Image: The 1938 train calling at Acton Town station; London Transport Museum

Extent and type of vandalism undisclosed by the London Transport Museum

A planned heritage train journey on the Piccadilly line scheduled for Sunday (9 June) was cancelled after the 1938 train was vandalised.

The London Transport Museum, in an announcement made on Saturday evening, did not disclose specific details about the damage or the location where it occurred. Ticketholders were informed directly about the cancellation.

The restored 1938 Tube Stock train was set to travel from Acton Town station through central London, reaching Oakwood station. The journey, which would have taken approximately 50 minutes each way, was planned to include six return trips between 10am and 8pm.

During the journey, passengers would have had the opportunity to hear from a museum curator about the extensive work and care involved in maintaining the 86-year-old train. Additionally, a mini-talk at one station was to focus on architect Charles Holden and his significant influence on London’s station design.

The 1938 stock train was the first deep-level Tube train to house all its electrical equipment beneath the floor, merging the cutting-edge technology of its time with the distinct style of the late 1930s. These trains operated on several deep-level Tube lines in London for fifty years. The meticulously restored train comprises four cars, featuring green and red moquette seating, grab handles, and distinctive Art Deco light fittings.
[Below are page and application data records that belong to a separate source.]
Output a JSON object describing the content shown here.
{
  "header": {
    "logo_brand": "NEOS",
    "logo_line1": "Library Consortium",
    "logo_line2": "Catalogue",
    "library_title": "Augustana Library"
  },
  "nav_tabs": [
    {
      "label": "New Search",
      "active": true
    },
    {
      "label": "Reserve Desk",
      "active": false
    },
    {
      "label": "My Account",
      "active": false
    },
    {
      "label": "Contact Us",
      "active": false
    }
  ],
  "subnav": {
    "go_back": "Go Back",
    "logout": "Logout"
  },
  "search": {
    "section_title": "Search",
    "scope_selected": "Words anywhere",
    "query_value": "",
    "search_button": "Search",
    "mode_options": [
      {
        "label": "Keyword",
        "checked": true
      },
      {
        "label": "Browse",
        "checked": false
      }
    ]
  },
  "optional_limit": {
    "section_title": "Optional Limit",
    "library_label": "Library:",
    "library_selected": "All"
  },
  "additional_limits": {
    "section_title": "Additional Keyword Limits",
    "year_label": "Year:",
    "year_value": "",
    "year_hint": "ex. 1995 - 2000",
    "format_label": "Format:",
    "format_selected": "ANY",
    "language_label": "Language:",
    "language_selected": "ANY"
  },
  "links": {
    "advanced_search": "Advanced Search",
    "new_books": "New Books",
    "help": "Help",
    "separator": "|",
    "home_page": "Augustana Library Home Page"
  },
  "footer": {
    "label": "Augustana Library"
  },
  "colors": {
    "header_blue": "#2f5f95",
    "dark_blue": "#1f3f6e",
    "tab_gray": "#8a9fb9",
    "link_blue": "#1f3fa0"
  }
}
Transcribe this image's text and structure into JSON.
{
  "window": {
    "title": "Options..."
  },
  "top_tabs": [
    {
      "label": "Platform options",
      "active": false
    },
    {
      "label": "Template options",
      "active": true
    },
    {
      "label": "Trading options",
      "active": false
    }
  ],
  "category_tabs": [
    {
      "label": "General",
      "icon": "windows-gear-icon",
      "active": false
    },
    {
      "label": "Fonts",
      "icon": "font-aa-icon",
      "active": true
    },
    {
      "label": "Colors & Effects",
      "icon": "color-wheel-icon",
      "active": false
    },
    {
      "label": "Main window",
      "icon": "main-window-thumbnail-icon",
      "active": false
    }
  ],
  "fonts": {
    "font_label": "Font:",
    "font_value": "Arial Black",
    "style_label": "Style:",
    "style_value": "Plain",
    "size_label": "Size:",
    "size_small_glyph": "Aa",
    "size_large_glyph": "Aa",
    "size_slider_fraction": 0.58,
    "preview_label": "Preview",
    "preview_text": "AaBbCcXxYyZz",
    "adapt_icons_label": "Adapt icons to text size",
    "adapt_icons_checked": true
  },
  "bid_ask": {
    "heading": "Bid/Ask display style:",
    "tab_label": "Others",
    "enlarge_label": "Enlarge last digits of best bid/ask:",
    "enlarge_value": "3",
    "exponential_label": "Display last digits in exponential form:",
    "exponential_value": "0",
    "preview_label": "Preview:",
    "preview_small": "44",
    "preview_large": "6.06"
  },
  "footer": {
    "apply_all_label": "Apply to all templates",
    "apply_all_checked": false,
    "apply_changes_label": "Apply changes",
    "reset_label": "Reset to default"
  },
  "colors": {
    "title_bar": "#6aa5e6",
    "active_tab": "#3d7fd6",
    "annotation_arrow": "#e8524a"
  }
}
Image: The interior of the carefully refurbished carriage; London Transport Museum